= Task material =
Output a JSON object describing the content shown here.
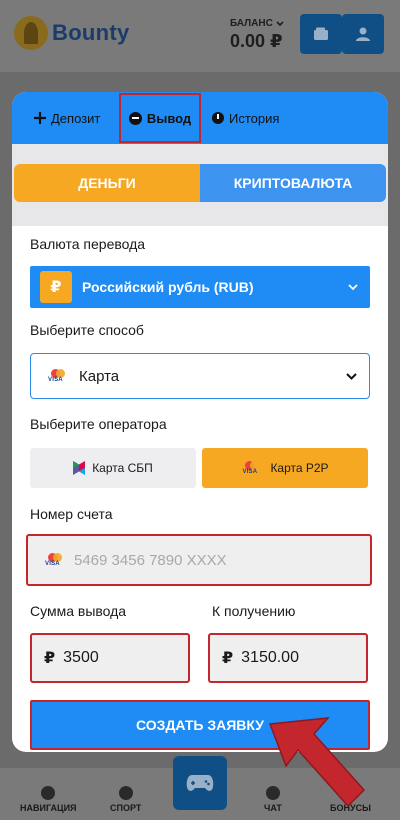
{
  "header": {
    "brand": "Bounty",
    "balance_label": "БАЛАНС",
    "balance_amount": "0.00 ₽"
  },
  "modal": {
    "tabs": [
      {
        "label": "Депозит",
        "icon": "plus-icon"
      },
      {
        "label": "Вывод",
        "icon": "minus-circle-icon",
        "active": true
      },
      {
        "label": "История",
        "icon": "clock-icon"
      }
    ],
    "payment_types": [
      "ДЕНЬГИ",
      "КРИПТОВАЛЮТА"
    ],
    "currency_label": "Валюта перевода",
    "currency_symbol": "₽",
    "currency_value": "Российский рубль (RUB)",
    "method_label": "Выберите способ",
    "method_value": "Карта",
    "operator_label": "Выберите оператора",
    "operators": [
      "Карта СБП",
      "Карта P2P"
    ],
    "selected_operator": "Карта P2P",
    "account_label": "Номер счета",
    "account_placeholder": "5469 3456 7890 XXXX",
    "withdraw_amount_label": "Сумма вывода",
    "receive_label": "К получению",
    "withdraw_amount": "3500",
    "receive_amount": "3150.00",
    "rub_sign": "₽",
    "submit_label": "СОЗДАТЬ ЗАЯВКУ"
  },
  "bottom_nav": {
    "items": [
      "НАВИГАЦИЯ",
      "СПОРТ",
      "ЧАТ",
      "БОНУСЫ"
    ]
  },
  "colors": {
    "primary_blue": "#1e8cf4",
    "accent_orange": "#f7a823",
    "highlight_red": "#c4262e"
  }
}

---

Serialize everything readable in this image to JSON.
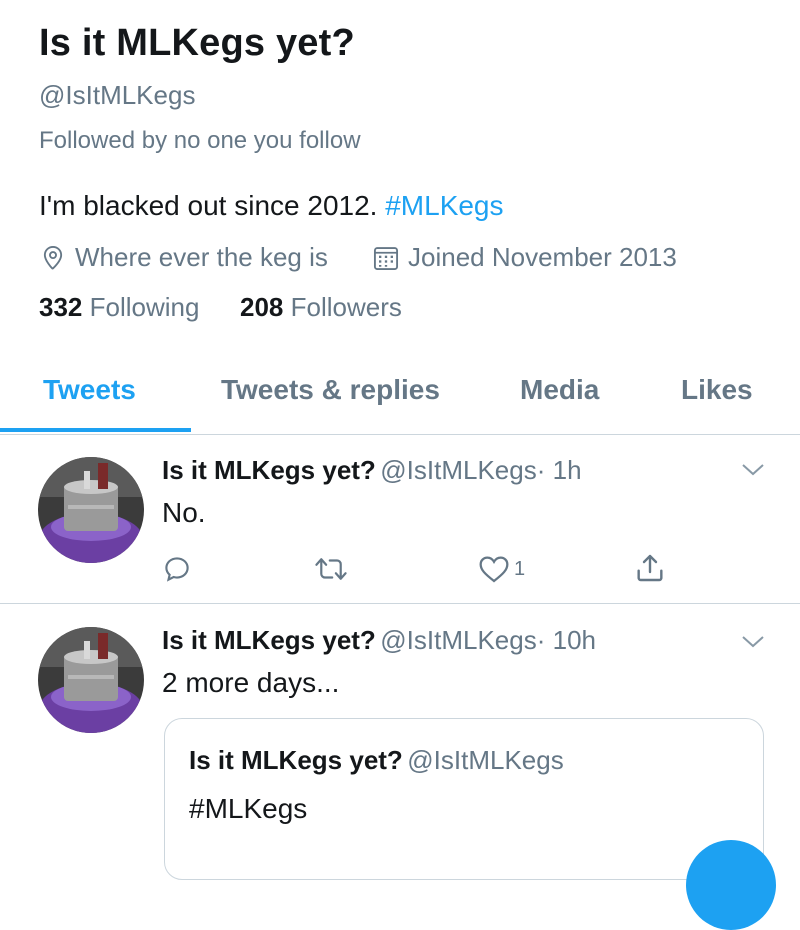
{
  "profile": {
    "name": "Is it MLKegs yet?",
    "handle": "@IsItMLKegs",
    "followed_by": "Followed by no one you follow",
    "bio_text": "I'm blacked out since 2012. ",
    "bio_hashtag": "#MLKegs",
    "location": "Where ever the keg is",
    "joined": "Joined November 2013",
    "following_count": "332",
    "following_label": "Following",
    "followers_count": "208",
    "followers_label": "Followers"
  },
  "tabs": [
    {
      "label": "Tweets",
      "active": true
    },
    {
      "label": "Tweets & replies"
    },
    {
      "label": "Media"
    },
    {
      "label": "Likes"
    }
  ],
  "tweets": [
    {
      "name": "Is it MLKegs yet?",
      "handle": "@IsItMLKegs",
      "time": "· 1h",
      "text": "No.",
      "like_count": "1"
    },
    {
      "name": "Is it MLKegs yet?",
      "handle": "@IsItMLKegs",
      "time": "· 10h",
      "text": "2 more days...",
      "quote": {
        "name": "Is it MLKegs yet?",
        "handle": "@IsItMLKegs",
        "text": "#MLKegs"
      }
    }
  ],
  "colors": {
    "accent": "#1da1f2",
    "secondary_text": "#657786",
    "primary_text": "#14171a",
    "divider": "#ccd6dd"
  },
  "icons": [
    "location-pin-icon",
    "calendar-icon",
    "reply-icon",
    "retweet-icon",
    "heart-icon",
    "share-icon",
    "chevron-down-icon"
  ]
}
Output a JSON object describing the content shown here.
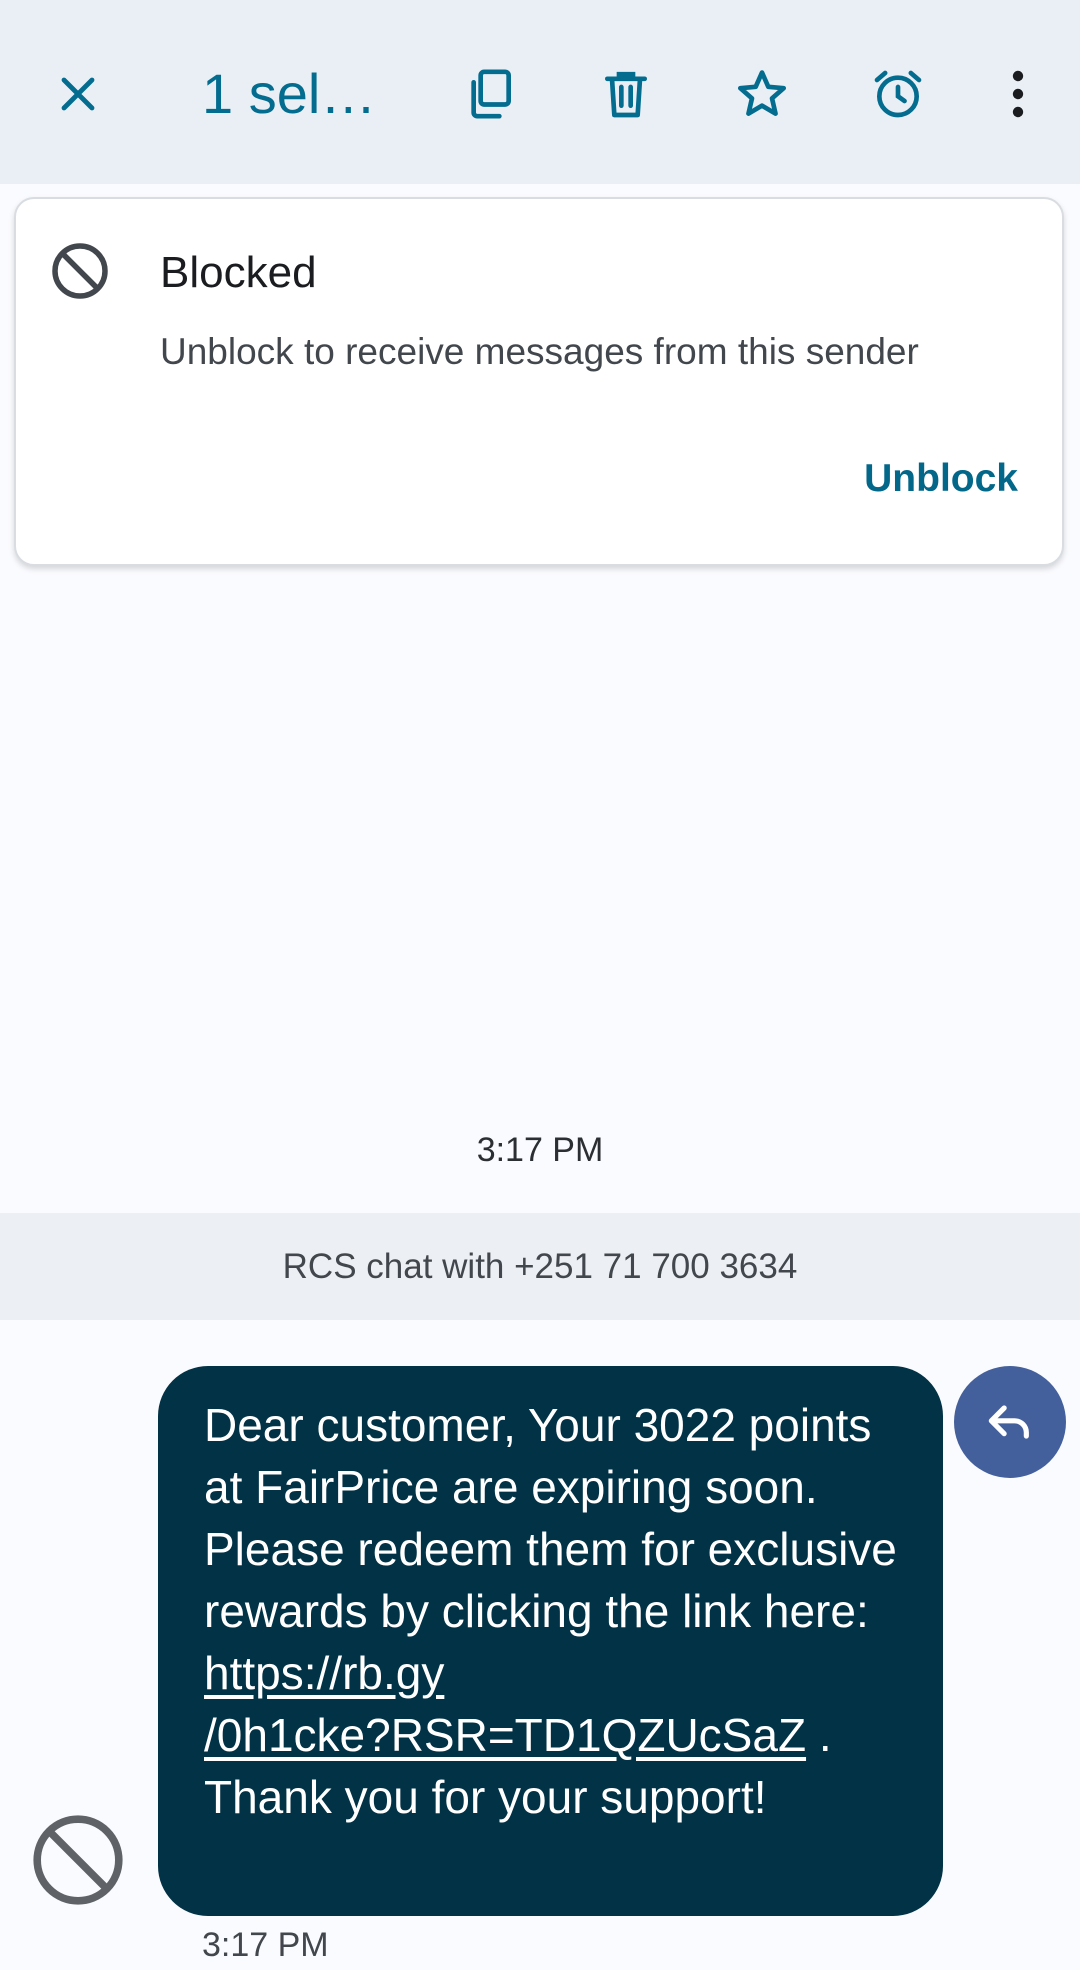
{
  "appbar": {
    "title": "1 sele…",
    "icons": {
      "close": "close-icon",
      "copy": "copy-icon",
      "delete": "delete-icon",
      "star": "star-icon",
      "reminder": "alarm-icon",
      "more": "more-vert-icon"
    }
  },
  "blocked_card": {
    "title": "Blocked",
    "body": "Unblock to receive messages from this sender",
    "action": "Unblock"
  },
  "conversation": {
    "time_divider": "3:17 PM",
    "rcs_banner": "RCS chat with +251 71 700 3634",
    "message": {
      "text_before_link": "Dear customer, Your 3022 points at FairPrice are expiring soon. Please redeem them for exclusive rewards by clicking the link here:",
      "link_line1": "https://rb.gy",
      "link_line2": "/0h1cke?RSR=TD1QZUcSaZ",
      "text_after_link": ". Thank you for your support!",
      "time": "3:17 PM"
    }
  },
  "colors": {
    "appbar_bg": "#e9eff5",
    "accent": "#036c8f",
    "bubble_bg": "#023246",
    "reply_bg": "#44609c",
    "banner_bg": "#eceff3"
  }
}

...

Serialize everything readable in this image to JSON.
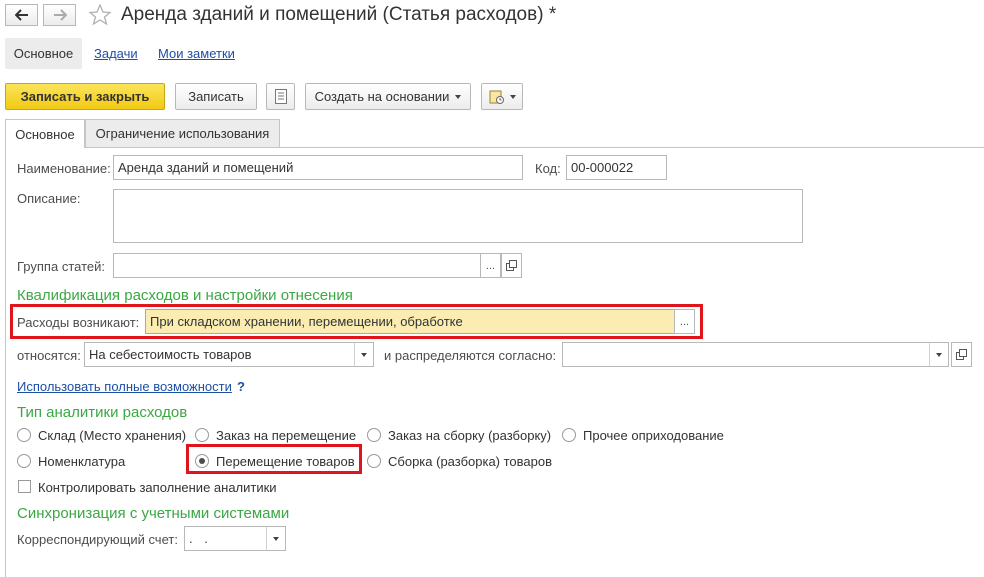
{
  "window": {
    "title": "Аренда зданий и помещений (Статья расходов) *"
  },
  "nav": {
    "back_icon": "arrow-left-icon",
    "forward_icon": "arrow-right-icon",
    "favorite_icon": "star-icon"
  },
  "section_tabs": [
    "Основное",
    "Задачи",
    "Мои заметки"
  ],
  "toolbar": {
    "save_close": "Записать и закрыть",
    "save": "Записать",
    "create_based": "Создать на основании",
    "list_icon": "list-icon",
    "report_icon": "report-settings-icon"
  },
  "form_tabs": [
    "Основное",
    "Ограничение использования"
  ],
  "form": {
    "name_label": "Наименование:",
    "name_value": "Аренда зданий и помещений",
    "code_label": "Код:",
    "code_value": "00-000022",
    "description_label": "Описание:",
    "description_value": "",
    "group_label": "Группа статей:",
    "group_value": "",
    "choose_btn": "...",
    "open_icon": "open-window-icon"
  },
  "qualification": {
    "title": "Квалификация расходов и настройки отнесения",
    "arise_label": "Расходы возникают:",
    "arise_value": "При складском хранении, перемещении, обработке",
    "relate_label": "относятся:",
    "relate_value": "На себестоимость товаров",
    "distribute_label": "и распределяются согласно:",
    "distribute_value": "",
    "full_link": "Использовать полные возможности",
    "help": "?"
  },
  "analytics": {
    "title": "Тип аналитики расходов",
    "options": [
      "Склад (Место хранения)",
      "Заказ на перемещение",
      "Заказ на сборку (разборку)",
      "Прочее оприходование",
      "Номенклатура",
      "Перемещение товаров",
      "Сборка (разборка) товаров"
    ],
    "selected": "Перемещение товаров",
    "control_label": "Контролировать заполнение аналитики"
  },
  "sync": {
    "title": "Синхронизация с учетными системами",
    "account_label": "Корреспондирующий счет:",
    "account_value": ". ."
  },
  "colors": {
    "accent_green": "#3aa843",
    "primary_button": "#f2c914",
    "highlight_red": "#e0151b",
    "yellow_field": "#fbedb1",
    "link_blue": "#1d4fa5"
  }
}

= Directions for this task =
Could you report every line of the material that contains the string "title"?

= Task solution =
    "title": "1 sele…",
    "title": "Blocked",
    "title": "Аренда зданий и помещений (Статья расходов) *"
    "title": "Квалификация расходов и настройки отнесения",
    "title": "Тип аналитики расходов",
    "title": "Синхронизация с учетными системами",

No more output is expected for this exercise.